Article 97(1) of Regulation (EC) No 207/2009 (old) stated that in trade mark infringement proceedings, the courts of the Member State in which the defendant is domiciled or the Member State in which he has an establishment shall have jurisdiction. Paragraph 5 of this Article states that trademark infringement proceedings - with the exception of actions for a declaration of non-infringement - may also be brought in the courts of the Member State in which the act of infringement has been committed. This Regulation has been replaced by 2017/1001 and Article 97 corresponds to Article 125. This article concerns actions each of which relates to acts of infringement committed within a single Member State.

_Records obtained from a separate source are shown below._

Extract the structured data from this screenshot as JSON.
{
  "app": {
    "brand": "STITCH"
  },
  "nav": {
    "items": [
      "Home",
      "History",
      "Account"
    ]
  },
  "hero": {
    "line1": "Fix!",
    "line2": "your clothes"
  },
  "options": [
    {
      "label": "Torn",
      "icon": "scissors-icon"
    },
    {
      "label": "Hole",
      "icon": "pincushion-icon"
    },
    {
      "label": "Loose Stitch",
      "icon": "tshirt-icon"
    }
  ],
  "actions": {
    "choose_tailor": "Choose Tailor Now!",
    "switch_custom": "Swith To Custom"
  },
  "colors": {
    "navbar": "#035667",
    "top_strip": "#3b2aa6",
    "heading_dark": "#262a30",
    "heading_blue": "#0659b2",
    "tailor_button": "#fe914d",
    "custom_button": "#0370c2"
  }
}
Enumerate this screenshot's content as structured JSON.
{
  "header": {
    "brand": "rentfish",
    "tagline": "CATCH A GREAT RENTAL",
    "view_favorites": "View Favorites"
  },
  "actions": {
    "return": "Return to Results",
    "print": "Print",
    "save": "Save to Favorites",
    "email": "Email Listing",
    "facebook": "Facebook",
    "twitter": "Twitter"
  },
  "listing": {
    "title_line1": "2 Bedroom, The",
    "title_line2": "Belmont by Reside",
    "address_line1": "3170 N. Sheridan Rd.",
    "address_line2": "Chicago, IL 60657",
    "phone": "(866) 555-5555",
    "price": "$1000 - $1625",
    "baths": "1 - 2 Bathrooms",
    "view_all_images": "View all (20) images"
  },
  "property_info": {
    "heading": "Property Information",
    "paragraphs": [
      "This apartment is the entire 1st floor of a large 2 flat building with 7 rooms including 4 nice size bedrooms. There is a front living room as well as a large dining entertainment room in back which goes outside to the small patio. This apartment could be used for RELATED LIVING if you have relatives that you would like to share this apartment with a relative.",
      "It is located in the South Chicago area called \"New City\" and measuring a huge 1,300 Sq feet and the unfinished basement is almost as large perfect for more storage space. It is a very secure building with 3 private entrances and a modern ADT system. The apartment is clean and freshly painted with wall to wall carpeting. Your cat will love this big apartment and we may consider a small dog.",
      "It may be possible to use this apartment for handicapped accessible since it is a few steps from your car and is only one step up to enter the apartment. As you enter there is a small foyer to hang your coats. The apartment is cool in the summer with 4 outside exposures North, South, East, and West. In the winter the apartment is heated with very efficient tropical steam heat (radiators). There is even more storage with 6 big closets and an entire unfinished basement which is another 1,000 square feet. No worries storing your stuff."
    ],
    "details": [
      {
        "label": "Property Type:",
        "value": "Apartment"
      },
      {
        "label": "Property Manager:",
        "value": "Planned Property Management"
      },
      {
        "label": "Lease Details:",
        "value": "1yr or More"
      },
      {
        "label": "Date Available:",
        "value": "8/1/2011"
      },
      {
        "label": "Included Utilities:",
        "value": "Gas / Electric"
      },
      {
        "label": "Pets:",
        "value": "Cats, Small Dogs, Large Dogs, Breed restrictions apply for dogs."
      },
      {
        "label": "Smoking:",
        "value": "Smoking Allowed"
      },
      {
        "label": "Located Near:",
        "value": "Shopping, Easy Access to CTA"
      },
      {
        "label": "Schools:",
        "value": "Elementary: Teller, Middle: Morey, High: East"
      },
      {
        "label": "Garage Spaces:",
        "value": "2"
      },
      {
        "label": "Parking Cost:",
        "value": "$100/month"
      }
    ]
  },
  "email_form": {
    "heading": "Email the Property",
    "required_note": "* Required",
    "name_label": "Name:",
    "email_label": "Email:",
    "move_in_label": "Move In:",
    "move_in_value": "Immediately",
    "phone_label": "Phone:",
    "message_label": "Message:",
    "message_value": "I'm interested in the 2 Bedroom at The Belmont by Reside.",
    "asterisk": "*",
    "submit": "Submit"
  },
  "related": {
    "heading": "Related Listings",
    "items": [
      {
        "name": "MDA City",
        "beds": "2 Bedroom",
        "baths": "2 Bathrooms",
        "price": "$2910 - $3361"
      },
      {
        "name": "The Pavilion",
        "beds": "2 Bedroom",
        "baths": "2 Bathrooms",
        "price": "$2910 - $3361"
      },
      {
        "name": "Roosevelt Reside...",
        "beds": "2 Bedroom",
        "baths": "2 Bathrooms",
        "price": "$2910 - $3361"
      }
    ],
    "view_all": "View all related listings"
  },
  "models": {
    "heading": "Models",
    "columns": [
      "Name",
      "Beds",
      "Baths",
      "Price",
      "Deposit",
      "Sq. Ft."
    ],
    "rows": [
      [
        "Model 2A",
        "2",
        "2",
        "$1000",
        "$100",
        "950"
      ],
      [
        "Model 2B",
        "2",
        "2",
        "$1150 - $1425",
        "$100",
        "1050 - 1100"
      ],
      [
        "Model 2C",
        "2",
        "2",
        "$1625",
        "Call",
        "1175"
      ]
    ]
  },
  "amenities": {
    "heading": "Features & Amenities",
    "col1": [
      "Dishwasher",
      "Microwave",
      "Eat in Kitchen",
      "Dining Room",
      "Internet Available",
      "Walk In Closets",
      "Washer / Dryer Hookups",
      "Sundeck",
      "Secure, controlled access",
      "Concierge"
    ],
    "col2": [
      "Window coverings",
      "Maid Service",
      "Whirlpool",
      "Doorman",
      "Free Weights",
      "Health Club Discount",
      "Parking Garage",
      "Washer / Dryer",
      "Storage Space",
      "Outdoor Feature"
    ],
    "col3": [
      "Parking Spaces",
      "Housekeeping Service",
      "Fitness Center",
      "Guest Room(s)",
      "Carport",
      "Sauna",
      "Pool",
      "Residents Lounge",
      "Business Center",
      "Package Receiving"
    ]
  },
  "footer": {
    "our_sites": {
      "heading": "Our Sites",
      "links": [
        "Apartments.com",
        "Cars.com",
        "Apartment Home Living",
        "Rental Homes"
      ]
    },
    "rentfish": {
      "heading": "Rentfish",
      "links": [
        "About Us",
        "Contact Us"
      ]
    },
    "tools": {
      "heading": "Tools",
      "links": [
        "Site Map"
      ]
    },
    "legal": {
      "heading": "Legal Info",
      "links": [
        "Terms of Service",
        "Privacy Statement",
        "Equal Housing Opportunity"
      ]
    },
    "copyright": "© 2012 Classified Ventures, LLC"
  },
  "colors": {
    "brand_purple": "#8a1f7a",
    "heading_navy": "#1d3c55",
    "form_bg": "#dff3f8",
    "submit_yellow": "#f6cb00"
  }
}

The Court holds that, where the infringing acts consist in the electronic display of advertisements and offers to sell for goods bearing a sign infringing a EU trade mark, it must be held that those acts were committed in the territory where the target group of the advertisements is located, even that the products that are the subjects of these advertisements and offers for sale are located elsewhere. If the wording 'Member Stat in which the act of infringement has been committed' is interpreted as meaning that it refers to the courts of the Member State in which the display of the (online) advertisements and offers for sale are activated have exclusive jurisdiction, no proceedings are open to the proprietors of infringed EU marks before any other alternative forum. In order to prevent those proprietors of infringed EU trade marks from resorting an alternative forum, the infringer would have to do no more than ensure that the territory where the advertising and offers were placed online corresponds to that in which the infringers are established. In addition, the applicant may also find it excessively difficult, if not impossible, to ascertain where the defendant took the decisions and technical steps to have his advertisements and sales offers activated.